From Pomegranates to Woody – Robbie Gringras

Add Comment

My favorite character from the Chazal period, the Rabbis of the first and second century, is Rabbi Meir. He was a smart cookie. He was married to a strong and smart woman, and was an original thinker. At the same time, his superior intellect made him slightly suspect in the eyes of his contemporaries. It was said, (admiringly or disapprovingly) that he could argue a point of law one way, and then argue it equally fluently the other way. When you’re talking sacred law, being a master of spin is not necessarily an admirable quality.

 When you’re talking sacred law, being a master of spin is not necessarily an admirable quality.

 

Meir’s most famous moral and intellectual choice was in his ongoing friendship with R. Elisha Ben Avuya. Ben Avuya had been the top scholar of his generation until he lost his faith and was excommunicated. In the moral universe of Chazal, to renounce one’s faith was disgraceful. Like being a child abuser in our days. In the Talmud his name was obliterated, his teachings were accredited to “the other”, and no one was allowed to come near him, let alone study with him. R. Meir, my hero, totally ignored this ban. He continued to study with his old friend and teacher, arguing: “When one eats a pomegranate, one can spit out the seeds yet still gain sustenance from the juice.” Quite apart from the fact that this is actually more difficult that it sounds (ever tried it?), it is also more morally complicated than Meir admitted.

Subsequent stories told about Meir tend to hint at an undignified, morally ambiguous ending to his life – brothels, insanity, exile. Whether or not these stories are true, they certainly suggest that the storytellers had deep misgivings about Meir’s moral backbone. His approach to right and wrong was not sharp enough for these creators of the Mishnah’s dichotomous legal code. His thinking was too individualistic, too complex.

And so to this week’s controversies of Ariel Zilber, Eyal Golan, and Woody Allen. To me it would seem that they all revolve around the question of the pomegranate seeds and the juice. Can we praise the early music of Ariel Zilber, while spitting out his later abominations? Can we enjoy the love songs of Eyal Golan, in the knowledge that his actual treatment of women is so very far from romantic? Can we appreciate the films of Woody Allen, when aware that this guy was – at very best – a horrifically dodgy step-father? Can we or should we make a separation between the artist and his art, or as R. Meir had it, between the teacher and his teachings?

Can we or should we make a separation between the artist and his art, or as R. Meir had it, between the teacher and his teachings?

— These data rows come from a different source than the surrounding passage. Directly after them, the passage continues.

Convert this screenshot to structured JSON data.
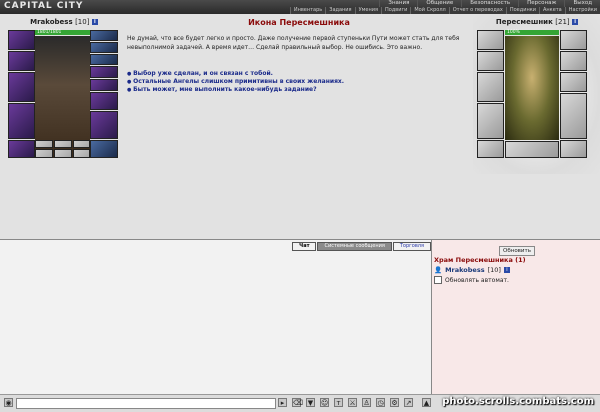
{
  "header": {
    "logo": "CAPITAL CITY",
    "top_menu": [
      "Знания",
      "Общение",
      "Безопасность",
      "Персонаж",
      "Выход"
    ],
    "sub_menu": [
      "Инвентарь",
      "Задания",
      "Умения",
      "Подвиги",
      "Мой Скролл",
      "Отчет о переводах",
      "Поединки",
      "Анкета",
      "Настройки"
    ]
  },
  "player": {
    "name": "Mrakobess",
    "level": "[10]",
    "hp": "1801/1801"
  },
  "npc": {
    "name": "Пересмешник",
    "level": "[21]",
    "hp": "100%"
  },
  "quest": {
    "title": "Икона Пересмешника",
    "text": "Не думай, что все будет легко и просто. Даже получение первой ступеньки Пути может стать для тебя невыполнимой задачей. А время идет… Сделай правильный выбор. Не ошибись. Это важно.",
    "options": [
      "Выбор уже сделан, и он связан с тобой.",
      "Остальные Ангелы слишком примитивны в своих желаниях.",
      "Быть может, мне выполнить какое-нибудь задание?"
    ]
  },
  "chat_tabs": {
    "chat": "Чат",
    "system": "Системные сообщения",
    "trade": "Торговля"
  },
  "sidebar": {
    "refresh": "Обновить",
    "location": "Храм Пересмешника (1)",
    "user": "Mrakobess",
    "user_level": "[10]",
    "auto_refresh": "Обновлять автомат."
  },
  "watermark": "photo.scrolls.combats.com"
}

All of us, at some time or another, are simply unable to make such a separation. In particular when dealing with art, emotion mixes in and often trumps the rational. Watching “Manhattan”, for example, in which Allen develops a relationship with a teenage girl, makes my stomach turn when thinking about what issues he was working through at the time. The juice, in this sense, is tainted with the taste of the rotten seeds. I get this.

Yet at the same time I fear for the creation of a fixed principle that insists on always judging art by its artists. I cannot move beyond the thought that if we were to reject every work of art created by a morally questionable artist, our cultural lives would be irredeemably impoverished. (Was Picasso a nice chap? Do I care?)

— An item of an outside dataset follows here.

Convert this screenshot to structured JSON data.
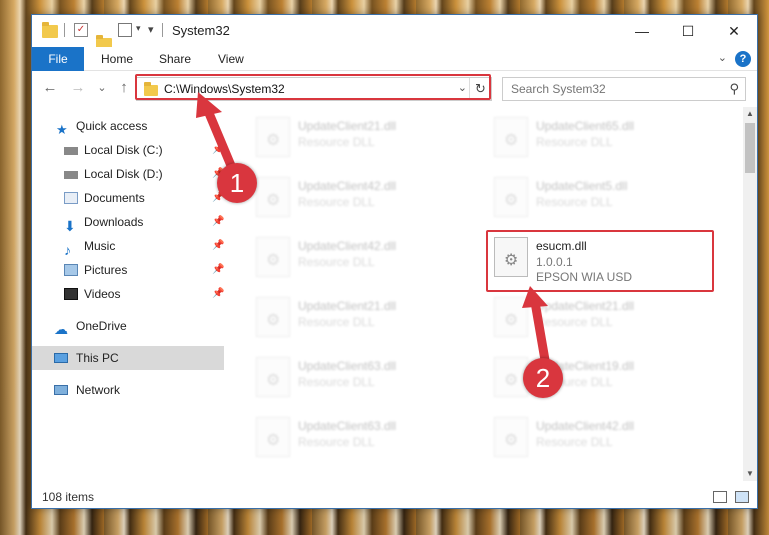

I myself sometimes like to refer to myself as an artist, and I tremble at the thought that my work might one day be judged by my own character rather than those characters I create on the stage.

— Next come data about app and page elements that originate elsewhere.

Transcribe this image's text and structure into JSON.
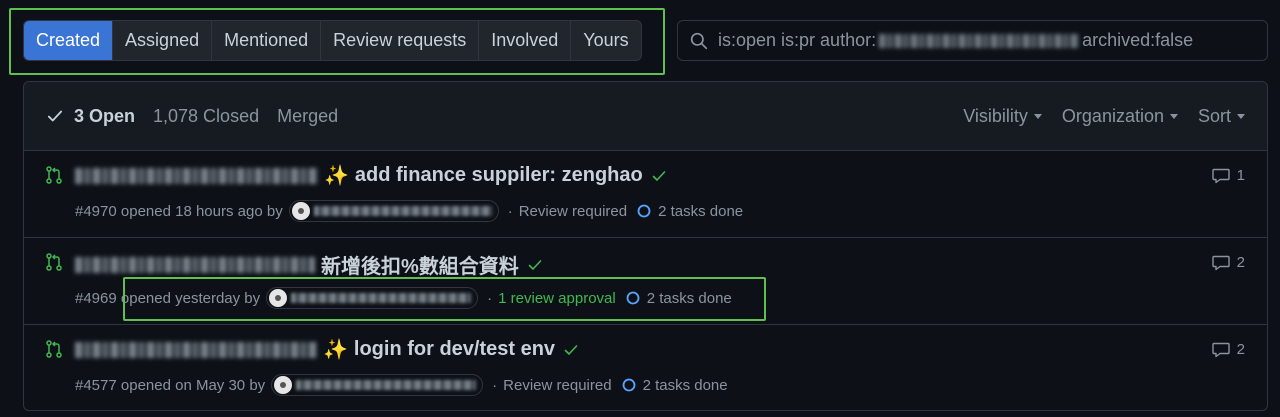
{
  "tabs": [
    {
      "label": "Created",
      "active": true
    },
    {
      "label": "Assigned",
      "active": false
    },
    {
      "label": "Mentioned",
      "active": false
    },
    {
      "label": "Review requests",
      "active": false
    },
    {
      "label": "Involved",
      "active": false
    },
    {
      "label": "Yours",
      "active": false
    }
  ],
  "search": {
    "prefix": "is:open is:pr author:",
    "suffix": "archived:false"
  },
  "states": {
    "open_label": "3 Open",
    "closed_label": "1,078 Closed",
    "merged_label": "Merged"
  },
  "filters": {
    "visibility": "Visibility",
    "organization": "Organization",
    "sort": "Sort"
  },
  "pull_requests": [
    {
      "title": "add finance suppiler: zenghao",
      "emoji": "✨",
      "number": "#4970",
      "opened": "opened 18 hours ago by",
      "status": "Review required",
      "tasks": "2 tasks done",
      "comments": "1"
    },
    {
      "title": "新增後扣%數組合資料",
      "emoji": "",
      "number": "#4969",
      "opened": "opened yesterday by",
      "status": "1 review approval",
      "tasks": "2 tasks done",
      "comments": "2"
    },
    {
      "title": "login for dev/test env",
      "emoji": "✨",
      "number": "#4577",
      "opened": "opened on May 30 by",
      "status": "Review required",
      "tasks": "2 tasks done",
      "comments": "2"
    }
  ],
  "colors": {
    "accent": "#3a74d4",
    "open_green": "#3fb950",
    "highlight": "#5fbf4f",
    "background": "#0d1117"
  },
  "icons": {
    "search": "search-icon",
    "check": "check-icon",
    "pull_request": "git-pull-request-icon",
    "comment": "comment-icon",
    "tasks": "progress-circle-icon"
  }
}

In the end I side with R. Meir, who somehow was able to remain within society while choosing to ignore society’s opprobrium. He accepted moral principle, while insisting on its relativity.

[Robbie Gringras is a playwright and an actor living in Israel. He was against ACUM giving a prize to Ariel Zilber and was also against ACUM changing their mind halfway. He’s not that big on Woody Allen and he’s never going to let his daughter go to an Eyal Golan concert.]

 

 

Add Comment

Leave a Reply

Your email address will not be published. Required fields are marked *

© Makom 2011 | Site by illuminea : web presence agency